Limited Edition LP.
So that moving from the middle passage forward (and backward), as Jacques Roumaine said, from that “railroad of human bones . . . at the bottom of the Atlantic Ocean,” one traced the very path and life and development, tragedy, and triumph of Black people. How they had been “removed” from Africa and had been transformed by this hideous “trip,” and by the context of their lives in the actual “West,” into a Western people. By the beginning of the nineteenth century, Du Bois points out, the majority of us were “Americans.” (Here, a pause, for “canned” studio laughter!)
At each juncture, twist and turn, as Black people were transformed, so was their characteristic music. It became emphatically clear to me that by analyzing the music, you could see with some accuracy what and why that change had been. To reflect that “newer” them, which I later termed, in the book Black Music, “The Changing Same.” In the continuously contrasting contexts of their actual lives. My deep concentration on the continuing evidence of surviving “Africanisms” and parallels between African customs and philosophies, mores, etc., and the philosophies and their Afro-American continuum were to teach myself, and whoever, that Black people did not drop out of the sky, although, “fo’ sho’,” they continue to be, despite the wildest of ironies, the most American of Americans.

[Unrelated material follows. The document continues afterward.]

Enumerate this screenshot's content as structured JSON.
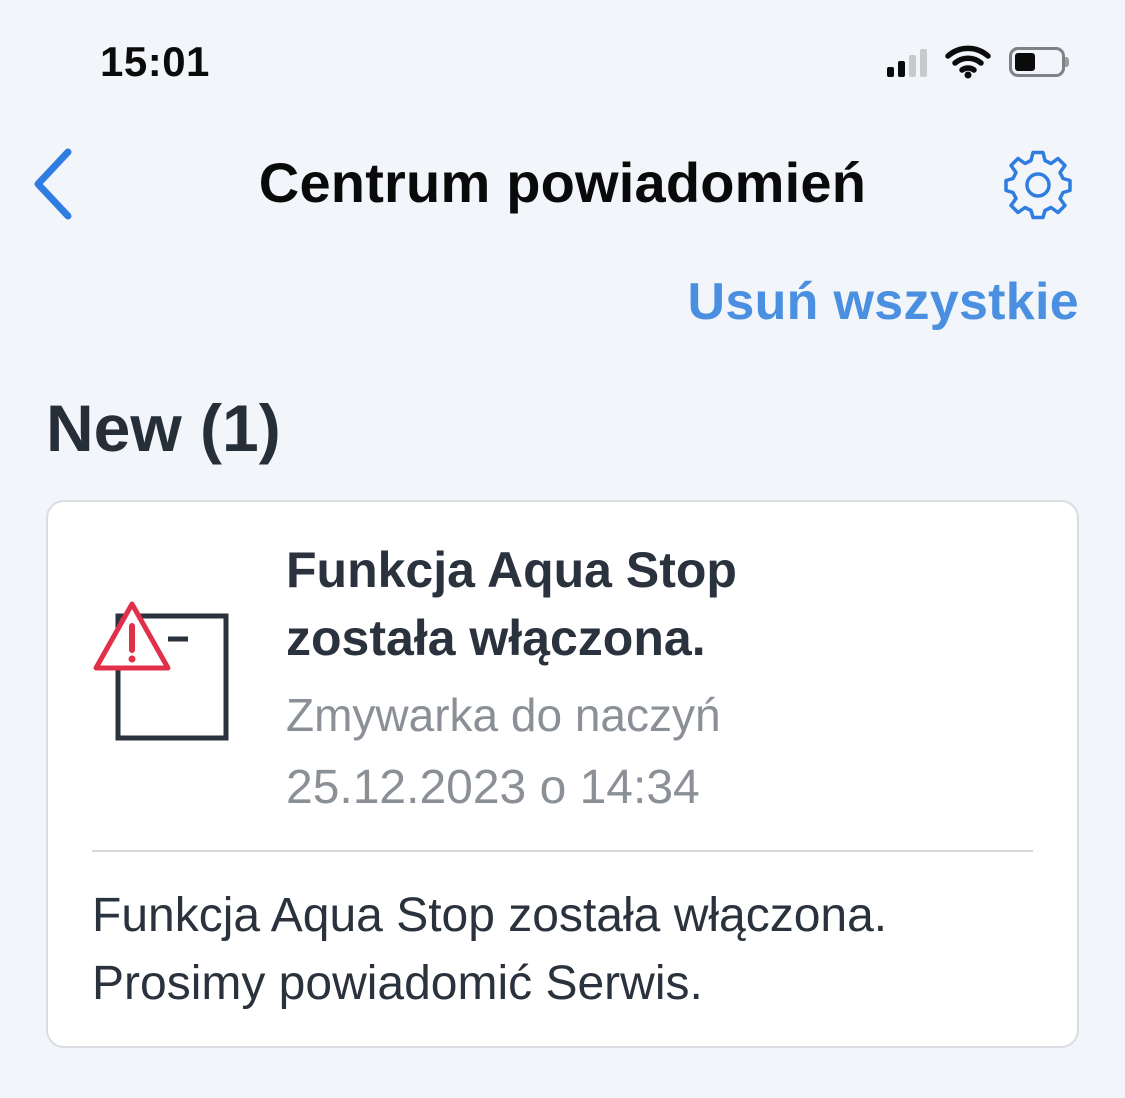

But for all the syncretic re-presentation and continuation of African mores and beliefs, even under the hideous wrap of chattel slavery (“many have suffered as much as Black people ... but none of them was real estate” –– Du Bois), there is one thing that I have learned, since the original writing of Blues People, that I feel must be a critical new emphasis not understood completely by me in the earlier text. That is, that the Africanisms are not limited to Black people, but indeed American Culture, itself, is shaped by and includes a great many Africanisms. So that American culture, in the real world, is a composite of African, European, and Native or Akwesasne cultures, history, and people. [...]
Actually, Blues People is a beginning text. There is much work yet to be done to properly bring the music into the open light of international understanding and collective social development and use –– despite the massive commercial exploitation...*
— Amiri Baraka, Blues People: Blues People: Negro Music in White America (1963)
*excerpt from the introduction of the 1999 First Quill edition by Amiri Baraka